A total of 32 recently recruited Agriculture, Food Security and Cooperatives ministry employees in Rorya District are said to be leading difficult lives, including going without food and various other basic needs.
They blame their plight on non-payment of their salaries for three consecutive months, a claim local authorities dismiss as misleading.
Those affected are extension staff who reported for duty in January after completing studies at a number of agricultural and livestock training institutes under the ministry. They say they have not paid salaries even for a single month, but the district council has a completely different story.
This paper has it on good authority that the said employees collected their employment and working station letters from the ministry’s permanent secretary sometime in January this year. They reported for work soon after as directed but so far all they have been paid in 245,000/- each in so-called self-supporting allowance.
Rorya District Council acting director Charles Chacha first confirmed the reports, saying they were doing the most they could to solve the problem.
“We were told the money we were paid was meant to support us during our first days in the area, given that most of us are from regions far from Rorya District,” one of those affected said in a telephone interview on condition of anonymity.

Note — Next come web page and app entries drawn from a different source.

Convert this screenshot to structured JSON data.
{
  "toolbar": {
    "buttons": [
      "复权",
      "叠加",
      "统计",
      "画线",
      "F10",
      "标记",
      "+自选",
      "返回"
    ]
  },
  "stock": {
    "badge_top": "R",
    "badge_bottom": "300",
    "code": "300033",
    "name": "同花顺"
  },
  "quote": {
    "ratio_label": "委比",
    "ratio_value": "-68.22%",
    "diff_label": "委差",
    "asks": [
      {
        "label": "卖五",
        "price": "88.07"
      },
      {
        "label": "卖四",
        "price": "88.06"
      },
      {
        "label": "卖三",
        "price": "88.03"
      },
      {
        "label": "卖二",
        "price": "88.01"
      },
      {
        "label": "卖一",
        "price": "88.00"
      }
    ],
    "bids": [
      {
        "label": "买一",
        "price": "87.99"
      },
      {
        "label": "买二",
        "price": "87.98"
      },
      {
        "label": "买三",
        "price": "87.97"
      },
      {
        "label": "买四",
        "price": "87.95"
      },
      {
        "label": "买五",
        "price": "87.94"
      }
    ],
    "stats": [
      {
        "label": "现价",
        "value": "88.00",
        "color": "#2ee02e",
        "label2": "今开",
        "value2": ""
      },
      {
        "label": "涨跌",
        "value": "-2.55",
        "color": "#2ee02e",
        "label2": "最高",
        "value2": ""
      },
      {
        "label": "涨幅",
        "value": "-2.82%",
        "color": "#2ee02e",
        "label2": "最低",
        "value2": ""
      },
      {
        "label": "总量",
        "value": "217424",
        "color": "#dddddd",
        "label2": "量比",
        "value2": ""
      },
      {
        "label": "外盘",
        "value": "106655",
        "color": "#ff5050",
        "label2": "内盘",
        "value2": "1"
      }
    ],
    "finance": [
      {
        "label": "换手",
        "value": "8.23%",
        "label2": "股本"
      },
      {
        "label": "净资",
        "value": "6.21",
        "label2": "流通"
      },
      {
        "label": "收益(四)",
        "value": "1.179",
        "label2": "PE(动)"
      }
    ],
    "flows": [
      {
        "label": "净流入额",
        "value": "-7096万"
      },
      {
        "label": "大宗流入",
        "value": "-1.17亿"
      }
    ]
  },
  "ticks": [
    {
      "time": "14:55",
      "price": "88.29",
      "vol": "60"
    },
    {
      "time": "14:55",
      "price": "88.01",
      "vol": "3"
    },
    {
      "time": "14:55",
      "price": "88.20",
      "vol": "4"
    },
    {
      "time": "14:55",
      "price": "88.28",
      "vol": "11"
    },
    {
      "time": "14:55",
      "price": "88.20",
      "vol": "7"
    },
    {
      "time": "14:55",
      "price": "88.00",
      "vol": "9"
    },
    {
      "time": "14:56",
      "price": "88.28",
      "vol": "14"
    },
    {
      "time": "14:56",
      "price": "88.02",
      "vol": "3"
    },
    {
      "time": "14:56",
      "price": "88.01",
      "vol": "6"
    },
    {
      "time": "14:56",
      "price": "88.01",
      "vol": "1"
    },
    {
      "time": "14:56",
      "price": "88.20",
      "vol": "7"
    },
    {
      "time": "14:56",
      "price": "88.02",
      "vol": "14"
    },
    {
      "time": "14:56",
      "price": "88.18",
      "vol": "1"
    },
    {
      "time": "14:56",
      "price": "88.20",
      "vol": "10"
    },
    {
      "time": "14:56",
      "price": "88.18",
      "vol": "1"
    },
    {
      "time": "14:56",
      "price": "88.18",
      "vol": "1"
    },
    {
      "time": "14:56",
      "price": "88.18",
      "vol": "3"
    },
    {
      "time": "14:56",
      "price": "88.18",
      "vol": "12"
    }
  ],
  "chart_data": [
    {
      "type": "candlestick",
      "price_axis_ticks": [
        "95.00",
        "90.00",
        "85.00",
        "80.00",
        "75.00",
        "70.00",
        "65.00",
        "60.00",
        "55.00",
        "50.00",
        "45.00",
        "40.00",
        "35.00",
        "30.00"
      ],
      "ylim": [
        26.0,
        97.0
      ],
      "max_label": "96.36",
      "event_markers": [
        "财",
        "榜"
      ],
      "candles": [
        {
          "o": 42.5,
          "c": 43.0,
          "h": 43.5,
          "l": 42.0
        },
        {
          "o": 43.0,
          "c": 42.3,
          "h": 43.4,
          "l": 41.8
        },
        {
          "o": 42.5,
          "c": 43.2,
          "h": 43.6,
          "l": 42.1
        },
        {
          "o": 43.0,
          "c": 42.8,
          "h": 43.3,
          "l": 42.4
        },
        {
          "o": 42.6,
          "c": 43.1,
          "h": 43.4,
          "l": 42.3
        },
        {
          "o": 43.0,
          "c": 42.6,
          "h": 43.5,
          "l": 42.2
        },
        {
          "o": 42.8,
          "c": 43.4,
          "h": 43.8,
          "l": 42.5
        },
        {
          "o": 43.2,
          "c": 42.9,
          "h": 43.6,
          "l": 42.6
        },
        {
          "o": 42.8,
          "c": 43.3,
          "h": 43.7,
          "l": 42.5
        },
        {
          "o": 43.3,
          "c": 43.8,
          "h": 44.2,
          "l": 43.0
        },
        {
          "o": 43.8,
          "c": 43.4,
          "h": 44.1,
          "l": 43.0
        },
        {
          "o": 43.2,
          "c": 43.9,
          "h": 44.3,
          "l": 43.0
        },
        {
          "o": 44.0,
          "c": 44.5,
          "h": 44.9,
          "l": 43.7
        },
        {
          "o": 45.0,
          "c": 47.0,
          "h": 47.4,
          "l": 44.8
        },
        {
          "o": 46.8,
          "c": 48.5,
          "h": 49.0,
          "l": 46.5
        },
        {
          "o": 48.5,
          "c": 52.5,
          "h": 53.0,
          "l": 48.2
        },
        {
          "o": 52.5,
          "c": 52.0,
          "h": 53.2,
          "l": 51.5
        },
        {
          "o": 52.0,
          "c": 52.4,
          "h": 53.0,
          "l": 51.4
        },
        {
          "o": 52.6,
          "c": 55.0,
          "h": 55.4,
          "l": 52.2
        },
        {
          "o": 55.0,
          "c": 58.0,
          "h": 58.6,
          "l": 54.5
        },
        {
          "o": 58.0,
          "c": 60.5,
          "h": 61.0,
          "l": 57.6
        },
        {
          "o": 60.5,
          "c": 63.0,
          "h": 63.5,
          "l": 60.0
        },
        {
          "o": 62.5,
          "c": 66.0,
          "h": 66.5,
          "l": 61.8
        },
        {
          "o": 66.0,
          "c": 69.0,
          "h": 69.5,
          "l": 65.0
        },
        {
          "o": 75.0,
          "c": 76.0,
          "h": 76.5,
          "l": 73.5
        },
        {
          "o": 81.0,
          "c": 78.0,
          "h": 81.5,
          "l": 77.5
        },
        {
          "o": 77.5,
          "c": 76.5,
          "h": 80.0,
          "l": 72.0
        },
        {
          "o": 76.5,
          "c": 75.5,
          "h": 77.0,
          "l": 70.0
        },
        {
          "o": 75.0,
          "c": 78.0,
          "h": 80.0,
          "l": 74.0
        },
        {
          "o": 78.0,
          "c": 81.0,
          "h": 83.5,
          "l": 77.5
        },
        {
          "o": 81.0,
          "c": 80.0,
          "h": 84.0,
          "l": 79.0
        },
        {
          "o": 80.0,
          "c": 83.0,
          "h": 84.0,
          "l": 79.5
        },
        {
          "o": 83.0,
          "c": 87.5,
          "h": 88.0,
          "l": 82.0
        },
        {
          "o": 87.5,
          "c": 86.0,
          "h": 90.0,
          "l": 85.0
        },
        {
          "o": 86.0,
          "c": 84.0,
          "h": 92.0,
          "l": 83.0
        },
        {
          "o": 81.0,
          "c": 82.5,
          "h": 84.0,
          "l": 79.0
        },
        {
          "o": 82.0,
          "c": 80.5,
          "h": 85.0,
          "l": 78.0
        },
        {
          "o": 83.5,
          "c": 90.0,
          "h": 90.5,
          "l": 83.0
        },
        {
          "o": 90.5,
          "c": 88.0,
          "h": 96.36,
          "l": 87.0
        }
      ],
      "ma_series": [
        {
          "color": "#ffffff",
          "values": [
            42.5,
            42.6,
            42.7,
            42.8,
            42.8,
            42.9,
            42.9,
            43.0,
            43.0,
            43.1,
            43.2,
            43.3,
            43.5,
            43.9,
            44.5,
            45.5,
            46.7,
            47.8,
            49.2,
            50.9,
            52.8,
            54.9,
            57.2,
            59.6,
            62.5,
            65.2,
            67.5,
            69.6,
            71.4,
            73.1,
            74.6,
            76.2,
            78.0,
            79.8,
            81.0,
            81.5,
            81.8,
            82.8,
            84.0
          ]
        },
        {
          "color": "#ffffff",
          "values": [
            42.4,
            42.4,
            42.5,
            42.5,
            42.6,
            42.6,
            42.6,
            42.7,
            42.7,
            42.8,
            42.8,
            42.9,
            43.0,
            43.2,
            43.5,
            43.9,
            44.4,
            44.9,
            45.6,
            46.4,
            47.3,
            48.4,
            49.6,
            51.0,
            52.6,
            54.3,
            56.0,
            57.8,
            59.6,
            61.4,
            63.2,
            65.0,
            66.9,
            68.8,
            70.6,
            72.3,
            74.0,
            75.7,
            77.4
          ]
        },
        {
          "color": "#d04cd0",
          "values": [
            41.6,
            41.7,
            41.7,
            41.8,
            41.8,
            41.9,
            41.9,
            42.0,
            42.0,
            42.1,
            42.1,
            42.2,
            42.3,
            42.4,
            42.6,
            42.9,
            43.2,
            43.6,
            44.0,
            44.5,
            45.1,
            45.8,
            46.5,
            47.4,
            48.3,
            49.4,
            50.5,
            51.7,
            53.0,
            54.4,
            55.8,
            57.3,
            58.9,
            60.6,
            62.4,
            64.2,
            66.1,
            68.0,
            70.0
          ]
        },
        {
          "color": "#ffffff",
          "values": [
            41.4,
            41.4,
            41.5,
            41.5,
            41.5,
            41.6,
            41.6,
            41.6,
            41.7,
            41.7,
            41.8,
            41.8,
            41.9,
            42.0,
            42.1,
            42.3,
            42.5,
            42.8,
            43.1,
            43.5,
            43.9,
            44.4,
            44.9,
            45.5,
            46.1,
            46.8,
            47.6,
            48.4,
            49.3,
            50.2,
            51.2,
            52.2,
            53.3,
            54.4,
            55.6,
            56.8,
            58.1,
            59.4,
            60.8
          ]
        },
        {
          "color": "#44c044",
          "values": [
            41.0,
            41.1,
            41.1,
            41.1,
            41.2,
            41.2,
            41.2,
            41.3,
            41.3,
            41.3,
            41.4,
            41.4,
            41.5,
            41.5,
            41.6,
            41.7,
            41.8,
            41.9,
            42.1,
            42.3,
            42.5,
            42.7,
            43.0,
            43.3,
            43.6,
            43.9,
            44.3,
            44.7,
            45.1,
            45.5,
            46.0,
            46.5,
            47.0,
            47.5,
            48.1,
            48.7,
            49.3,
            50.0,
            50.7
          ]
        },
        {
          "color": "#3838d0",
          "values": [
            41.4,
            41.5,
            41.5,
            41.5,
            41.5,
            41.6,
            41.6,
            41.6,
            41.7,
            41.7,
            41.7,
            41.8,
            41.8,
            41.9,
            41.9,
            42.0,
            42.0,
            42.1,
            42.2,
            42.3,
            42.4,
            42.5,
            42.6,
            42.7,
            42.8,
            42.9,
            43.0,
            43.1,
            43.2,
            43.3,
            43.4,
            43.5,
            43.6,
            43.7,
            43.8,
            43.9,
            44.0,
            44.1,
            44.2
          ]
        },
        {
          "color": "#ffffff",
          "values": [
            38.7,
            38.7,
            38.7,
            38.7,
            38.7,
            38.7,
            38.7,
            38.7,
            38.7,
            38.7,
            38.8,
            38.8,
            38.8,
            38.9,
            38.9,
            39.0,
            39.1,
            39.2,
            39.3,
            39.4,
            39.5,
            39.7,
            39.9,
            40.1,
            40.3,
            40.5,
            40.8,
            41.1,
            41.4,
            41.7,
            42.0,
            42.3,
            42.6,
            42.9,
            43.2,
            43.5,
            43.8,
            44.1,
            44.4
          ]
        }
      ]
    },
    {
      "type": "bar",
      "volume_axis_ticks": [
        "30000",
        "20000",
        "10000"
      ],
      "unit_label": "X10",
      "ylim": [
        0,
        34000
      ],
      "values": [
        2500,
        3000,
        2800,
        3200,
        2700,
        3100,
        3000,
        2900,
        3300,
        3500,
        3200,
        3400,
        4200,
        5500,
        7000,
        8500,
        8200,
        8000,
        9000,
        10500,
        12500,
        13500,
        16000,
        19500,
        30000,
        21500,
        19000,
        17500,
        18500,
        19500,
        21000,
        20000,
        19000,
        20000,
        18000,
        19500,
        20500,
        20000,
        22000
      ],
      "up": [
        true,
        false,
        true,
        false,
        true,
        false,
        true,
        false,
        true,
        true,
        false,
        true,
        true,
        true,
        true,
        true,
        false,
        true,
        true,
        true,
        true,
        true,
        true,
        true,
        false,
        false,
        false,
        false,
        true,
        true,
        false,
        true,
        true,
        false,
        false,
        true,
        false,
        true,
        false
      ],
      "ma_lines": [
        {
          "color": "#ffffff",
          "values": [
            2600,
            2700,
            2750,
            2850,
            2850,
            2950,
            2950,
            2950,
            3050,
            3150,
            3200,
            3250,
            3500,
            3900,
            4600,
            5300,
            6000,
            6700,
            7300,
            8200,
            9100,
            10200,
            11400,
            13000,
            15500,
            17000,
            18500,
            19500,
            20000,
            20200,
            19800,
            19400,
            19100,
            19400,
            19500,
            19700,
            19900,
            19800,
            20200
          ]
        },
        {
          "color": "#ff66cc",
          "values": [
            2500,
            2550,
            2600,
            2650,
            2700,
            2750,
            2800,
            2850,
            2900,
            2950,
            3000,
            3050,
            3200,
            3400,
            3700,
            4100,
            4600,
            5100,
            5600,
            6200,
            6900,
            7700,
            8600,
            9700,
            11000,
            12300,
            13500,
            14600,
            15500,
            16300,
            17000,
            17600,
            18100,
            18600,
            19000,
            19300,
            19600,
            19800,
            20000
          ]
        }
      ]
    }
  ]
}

“The amount was far from enough, considering the high cost of living including house rent, purchase of essential items such as utensils, beds, mattresses and food,” the employee pointed out, adding: “We contacted an officer in-charge at the (Rorya District) council, who promised to work on the matter, but to no avail until now.”
A second employee explained that they were paid “some form of allowance” amounting to 90,000/- each during an orientation seminar conducted for them by the council in February “and that was it”.
“There have been no further payments from the council since that time, despite earlier promises by the council director to pay us our salaries and other dues,” she said, also without wanting to give her name.
She said the most the district council director and their head of department were telling them is that the Agriculture ministry has yet to set aside and disburse funds for their salaries.
“That has really disappointed and demoralised us as it contradicts earlier reports that delays in our payments were due to technical hitches in the payroll systems,” she noted, adding that they were being unfairly treated when they were yet to establish themselves as “new employees in a tough working environment”.
“We are in a dilemma in that all our colleagues (former college mates) posted to other district council keep telling us that they have had no problems receiving their salaries,” she said.
But acting director Chacha said in later comments that he knew of only four newly recruited employees “who have not received their salaries following disruptions in the payroll system”.
“Technical problems were experienced during the process of sorting out the names of new employees… Some names went missing, but efforts are being made to rectify the situation,” he noted, adding: “It is our hope that beginning this month all these four will be receiving their salaries on schedule.”
Elaborating, Chacha admitted that the names of some employees do not as yet appear on the payroll “and we have had to pay them their salaries outside through an alternative arrangement – so it is not true that any of them has not been paid”.